he author, Shauna Niequist, loves food and loves writing. Wait. I love food and writing. She believes the best moments of life happen around a table. Wait. I believe the best moments of life happen around a table. She feels God's presence when she opens her table, taking time to slow down and be with others. You can imagine how I feel about that.

This book affirmed passions I'd considered secondary. I'm not a chef, and I'm certainly not a Pinterest worthy party thrower; I haven't dedicated my life to the art of entertaining, and you will never see my tablescape on the front of a magazine. How ridiculous to be passionate about having friends over for dinner, yet I've always been keenly aware of how the junk of life filters out and the goodness of God fills my soul when good food, good wine, and good people gather at our table. I guess I didn't know other people felt the same.

Am I being overly dramatic when I say this book redirected my life, challenging me to grab onto my love for food and just run with it? To embrace my love of fancy dinners, casuals brunches, pizzas in the family room, too many cooks in the kitchen, crowded dining room tables, second bottles of wine, and guests that stay too long? 

Days after I finished Bread & Wine, I declared my intent to cook through all 29 recipes in 2015. I got started right away and made this berry crisp, the first recipe in the book, for our New Year's Day breakfast. Since then, I have made it for reunions, a slumber party, a retirement brunch, casual Tuesday morning pancake dates, beach vacations, and just last weekend I brought it to a new mama.

I could eat this every day.

Berry crisp is often considered dessert, and I would never say no to warm berries with vanilla ice cream oozing down and around every nook and cranny. But if you replace that ice cream with a scoop of plain Greek yogurt, you can feel virtuous about eating this for breakfast, every day.

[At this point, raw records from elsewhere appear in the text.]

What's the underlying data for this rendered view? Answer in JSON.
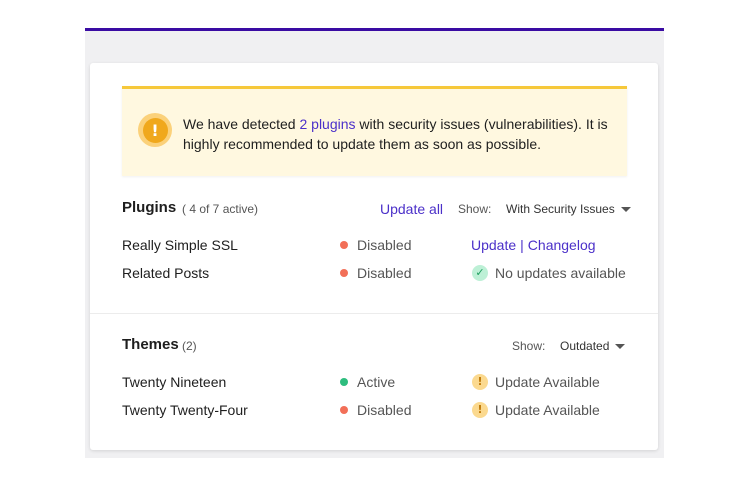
{
  "notice": {
    "text_before": "We have detected ",
    "link_text": "2 plugins",
    "text_after": " with security issues (vulnerabilities). It is highly recommended to update them as soon as possible.",
    "icon": "exclamation-icon",
    "accent_color": "#f6c83a"
  },
  "plugins": {
    "title": "Plugins",
    "subtitle": "( 4 of 7 active)",
    "update_all_label": "Update all",
    "show_label": "Show:",
    "filter_value": "With Security Issues",
    "rows": [
      {
        "name": "Really Simple SSL",
        "status": "Disabled",
        "status_color": "#f26f58",
        "update_label": "Update",
        "separator": "|",
        "changelog_label": "Changelog"
      },
      {
        "name": "Related Posts",
        "status": "Disabled",
        "status_color": "#f26f58",
        "action_text": "No updates available",
        "action_icon": "check-icon"
      }
    ]
  },
  "themes": {
    "title": "Themes",
    "subtitle": "(2)",
    "show_label": "Show:",
    "filter_value": "Outdated",
    "rows": [
      {
        "name": "Twenty Nineteen",
        "status": "Active",
        "status_color": "#2ebd7e",
        "action_text": "Update Available",
        "action_icon": "warning-icon"
      },
      {
        "name": "Twenty Twenty-Four",
        "status": "Disabled",
        "status_color": "#f26f58",
        "action_text": "Update Available",
        "action_icon": "warning-icon"
      }
    ]
  },
  "colors": {
    "brand_purple": "#3a0ca3",
    "link": "#4b30c9"
  }
}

Don't let the almond flour intimidate you; it adds such great flour that all-purpose flour lacks. The olive oil instead of butter is genius, and the maple syrup gives the perfect subtle sweetness.  Fresh or frozen berries work equally well, so swap in any berries (or apples) and eat this twelve months a year.

The Best Berry Crisp from Bread & Wine by Shauna Niequist

  • 4 cups berries of your choice

 Crisp Topping:

  • 1 cup old-fashioned oats

  • 1/2 cup raw, unsalted pecans, halved of chopped

  • 1/2 cup almond meal

  • 1/4 cup maple syrup

  • 1/4 cup olive oil

  • 1/2 tsp. salt

Preheat over to 350° F.

Mix the ingredients for the crisp topping.

Pour the berries in an 8x8 pan (or something similar in volume), and layer the crisp topping over it.

Bake 35-40 minutes, maybe a bit longer if you're using frozen berries.

Serves 4-6 (Less if I'm eating it.)

And now...

What a lovely coincidence that Shauna's new book, Present Over Perfect was released just yesterday, perfect timing for 44 & Oxford's first giveaway! She probably timed it that way.


Starting next Monday, August 15-Thursday, August 18, you can enter to win the following prize package:

  • Hardback copy of Present Over Perfect

  • Present Over Perfect Devotional Journal Download

  • eBook copies of Cold Tangerines, Bittersweet, Bread & Wine, Savor

More details about how to enter will be rolled out Monday!